  2. Rosa Parks Not long ago it was legal to discriminate against black people in the United States. That’s when Rosa McCauley was growing up in Montgomery, Alabama. When Rosa was 11, she went into a store with her cousin, Annie Mae, who asked for a soda. The answer: “We don’t serve sodas to colored people.” This was legal, but Rosa knew it was wrong. Years later, in 1955, Rosa Parks (her married name) had a chance to act courageously on her convictions. By law, black people had to sit in the back of city buses and stand if a white person needed a seat. Parks refused to give up her seat to a white man. She was arrested. This led blacks to boycott, or not use, Montgomery buses until the unjust law was changed. Rosa Parks has been called the “mother of the civil rights movement.” National Geographic http://www.nationalgeographic.com/ngkids/9802/rosaparks/

  3. Lunch Counter Sit–in, Jackson Mississippi, 1963

  4. The Sit-In Movement In addition to Martin Luther King Jr., many individuals, including students, helped lead the struggle for African American civil rights. Black youth began to peacefully demonstrate by sitting at “whites only” lunch counters to protest segregated facilities. Black and white students joined in the “sit ins” and as a peaceful way to demonstrate against unfair policies.

  5. March on Washington, 1963

  6. The 1963 March on Washington Over a quarter of a million people from across the nation gathered in front of the Lincoln Memorial in August 1963. The march was successful and received great publicity.

  7. Martin Luther King, Jr. and the March on Washington, 1963

  8. Martin Luther King Jr.’s Dream The most positive and memorable speech of the day came from King. “I have a dream that one day this nation will rise up and live out the true meaning of its creed: ‘We hold these truths to be self-evident: that all mean are created equal’ he said. “I have a dream that my four children. . .will not be judged by the color of their skin but by the content of their character.” In the spring of 1964, President Lyndon B. Johnson signed the civil rights bill into law. The Civil Rights Act of 1964 banned the separation of people based on race, called segregation, in public places. It made it illegal to discriminate against a person when hiring based on his or her skin color, race, religion and national origin. The act also banned discrimination against women seeking jobs

  9. Freedom Summer, 1964

  10. Freedom Summer Over 1,000 volunteers traveled to Southern cities and towns in the summer of 1964. They went door-to-door to meet residents and held classes on how to fill out voter registration forms and answer questions. Workers tried to build confidence and motivation toward becoming active citizens in their communities.

  11. Selma-to-Montgomery march, 1965

  12. Voting Rights On March 7, 1965, hundreds of civil rights supporters attempted a historic 54-mile march from Selma to Montgomery, Alabama.
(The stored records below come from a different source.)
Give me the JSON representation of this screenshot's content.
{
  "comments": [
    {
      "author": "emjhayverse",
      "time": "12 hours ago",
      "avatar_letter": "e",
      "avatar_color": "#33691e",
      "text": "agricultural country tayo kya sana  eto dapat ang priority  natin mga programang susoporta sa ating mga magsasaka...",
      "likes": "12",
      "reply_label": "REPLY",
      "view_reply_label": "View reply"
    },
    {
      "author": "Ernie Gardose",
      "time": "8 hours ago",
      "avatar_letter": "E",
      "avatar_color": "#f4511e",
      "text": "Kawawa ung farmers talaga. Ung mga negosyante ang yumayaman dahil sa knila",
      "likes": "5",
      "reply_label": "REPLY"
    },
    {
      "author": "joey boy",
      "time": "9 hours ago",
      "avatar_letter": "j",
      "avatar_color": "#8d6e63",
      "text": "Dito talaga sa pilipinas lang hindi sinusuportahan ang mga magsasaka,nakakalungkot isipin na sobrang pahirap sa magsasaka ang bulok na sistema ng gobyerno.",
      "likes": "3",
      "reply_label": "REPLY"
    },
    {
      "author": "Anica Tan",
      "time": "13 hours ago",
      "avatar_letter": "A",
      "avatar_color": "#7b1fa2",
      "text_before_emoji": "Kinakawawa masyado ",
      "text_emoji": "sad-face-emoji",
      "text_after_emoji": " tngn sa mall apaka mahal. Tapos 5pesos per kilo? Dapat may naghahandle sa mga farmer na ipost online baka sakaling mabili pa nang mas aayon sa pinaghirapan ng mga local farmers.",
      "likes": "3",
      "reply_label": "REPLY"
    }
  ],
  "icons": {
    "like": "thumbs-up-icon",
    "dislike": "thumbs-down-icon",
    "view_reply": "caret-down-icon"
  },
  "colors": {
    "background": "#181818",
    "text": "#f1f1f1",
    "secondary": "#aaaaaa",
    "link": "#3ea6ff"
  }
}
They were protesting laws that prevented African Americans from voting in Alabama, but they were stopped and attacked by police shortly after starting. On Sunday, March 21, about 3,200 marchers set out again. When they arrived in Montgomery on March 25, there were about 25,000 protesters from around the country who completed the march. Their efforts helped pass the 1965 Voting Rights Act, which guaranteed voting rights for everyone

  13. Austin ISD Social Studies Curriculum / Susan Everett / 2008